Symptoms: The disease is usually not clinically evident until a child is 4 to 8 months old, when peripheral vision is lost and an abnormal startle response is observed, along with delayed or reversed developmental milestones. By age 1, most patients begin to lose motor and coordination skills. Eventually, they become blind, mentally retarded and paralyzed. Death usually occurs by age 5. In juvenile Tay-Sachs, symptoms appear and progress in early childhood, and life expectancy is lo nger.
Testing: A blood test determines the amount of Hex-A in the cells and reliably predicts whether a person is a carrier. DNA testing is also available. If both members of a couple are carriers, they have a one-in-four risk of having an affected child. Amniocentesis or chorionic villus sampling can determine if the fetus is affected.

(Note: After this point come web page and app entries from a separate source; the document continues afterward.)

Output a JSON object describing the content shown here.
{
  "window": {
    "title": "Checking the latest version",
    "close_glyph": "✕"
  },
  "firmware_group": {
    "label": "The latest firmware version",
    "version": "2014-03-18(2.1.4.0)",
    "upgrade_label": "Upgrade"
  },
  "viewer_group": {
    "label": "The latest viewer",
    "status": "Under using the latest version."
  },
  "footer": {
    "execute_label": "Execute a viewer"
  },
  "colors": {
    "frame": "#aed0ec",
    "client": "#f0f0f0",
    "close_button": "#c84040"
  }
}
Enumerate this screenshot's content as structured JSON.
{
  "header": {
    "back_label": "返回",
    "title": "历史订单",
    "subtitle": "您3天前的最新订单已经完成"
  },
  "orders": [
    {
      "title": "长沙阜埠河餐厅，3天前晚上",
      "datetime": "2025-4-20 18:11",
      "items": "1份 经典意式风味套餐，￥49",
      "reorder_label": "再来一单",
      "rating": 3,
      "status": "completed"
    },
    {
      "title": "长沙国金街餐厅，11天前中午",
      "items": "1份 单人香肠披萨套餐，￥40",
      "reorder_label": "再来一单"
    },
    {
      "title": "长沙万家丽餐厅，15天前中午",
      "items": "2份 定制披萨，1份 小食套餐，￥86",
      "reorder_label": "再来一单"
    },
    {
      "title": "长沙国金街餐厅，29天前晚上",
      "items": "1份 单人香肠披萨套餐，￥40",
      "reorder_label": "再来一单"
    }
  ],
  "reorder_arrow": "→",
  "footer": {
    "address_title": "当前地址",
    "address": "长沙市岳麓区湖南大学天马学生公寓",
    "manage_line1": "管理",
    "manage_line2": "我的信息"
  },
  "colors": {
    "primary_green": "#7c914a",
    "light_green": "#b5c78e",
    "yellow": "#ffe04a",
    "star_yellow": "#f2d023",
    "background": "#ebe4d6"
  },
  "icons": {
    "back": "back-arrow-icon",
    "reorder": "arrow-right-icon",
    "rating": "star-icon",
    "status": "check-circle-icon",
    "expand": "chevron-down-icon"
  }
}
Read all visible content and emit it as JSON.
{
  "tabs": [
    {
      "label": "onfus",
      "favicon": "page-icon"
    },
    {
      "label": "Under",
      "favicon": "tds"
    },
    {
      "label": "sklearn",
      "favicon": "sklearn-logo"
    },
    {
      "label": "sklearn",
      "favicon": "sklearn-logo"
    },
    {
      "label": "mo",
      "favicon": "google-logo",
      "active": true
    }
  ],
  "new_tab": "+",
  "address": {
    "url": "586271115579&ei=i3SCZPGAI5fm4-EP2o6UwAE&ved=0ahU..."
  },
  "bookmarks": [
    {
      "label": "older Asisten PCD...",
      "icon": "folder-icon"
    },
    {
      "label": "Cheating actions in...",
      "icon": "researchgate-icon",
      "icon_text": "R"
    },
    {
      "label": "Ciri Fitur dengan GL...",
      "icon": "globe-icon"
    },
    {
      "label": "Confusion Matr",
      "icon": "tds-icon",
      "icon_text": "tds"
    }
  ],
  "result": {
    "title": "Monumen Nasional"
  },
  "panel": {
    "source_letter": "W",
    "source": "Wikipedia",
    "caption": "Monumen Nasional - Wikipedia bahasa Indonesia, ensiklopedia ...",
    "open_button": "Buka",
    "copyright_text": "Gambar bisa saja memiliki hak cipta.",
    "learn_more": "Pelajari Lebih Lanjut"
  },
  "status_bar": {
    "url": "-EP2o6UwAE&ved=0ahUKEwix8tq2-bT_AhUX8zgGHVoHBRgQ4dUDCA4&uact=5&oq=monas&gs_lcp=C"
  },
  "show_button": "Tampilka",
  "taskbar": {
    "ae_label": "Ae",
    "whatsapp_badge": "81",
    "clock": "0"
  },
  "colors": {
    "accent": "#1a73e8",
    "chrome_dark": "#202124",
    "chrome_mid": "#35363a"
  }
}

If testing occurs during pregnancy, leukocyte analysis should be utilized to reduce the chances of an inconclusive result.
Treatment: Only symptom control and discomfort relief are available. Current research includes gene therapy, stem-cell therapy, substrate deprivation therapy and pharmacological chaperone therapy.
Late Onset Tay-Sachs
Definition: Late onset Tay-Sachs (LOTS) occurs in adolescents and adults and is the result of having only small quantities of Hexosaminidase-A rather than a complete absence. Since the first cases were described in the 1970s, the disease has been diagnosed in fewer than 200 patients. The prevalence of the late onset gene among Ashkenazic Jews is not known.
Symptoms: Symptoms are not consistent among patients. They include clumsiness, slurred speech, unstable gait and balance, muscle weakness, tremors, memory impairment and mood alterations.
Testing: Same as for infantile-onset Tay-Sachs. Many affected people often go 10 or more years misdiagnosed as having muscular dystrophy or multiple sclerosis.
Treatment: While in the past, treatment has been focused on managing the varied symptoms of LOTS, new therapies in progress and in development hold a lot of promise. The first clinical trial for patients with LOTS, which looked at the effects of substrate inhibition therapy, was concluded earlier this year. Results were not consistently positive enough to proceed with an additional FDA application for the drug, although those patients who feel they have been helped by it can continue to take the medication, under their physician’s care. Currently a popular area of genetic disease research, pharmacological chaperone therapy is being looked at as a possible treatment for Tay-Sachs. Designed to combine selectively with the protein target, molecular chaperones compensate for the misfolding and instability of the original mutation and restore function of the protein or enzyme to its normal limits. Also on the horizon is enzyme replacement therapy, but the trick here is getting the Hex-A enzyme into the central nervous system once it is in the body. Researchers are currently looking at this option, which is analogous to the enzyme replacement therapy that is now available for other lysosomal storage diseases, such as Gaucher disease.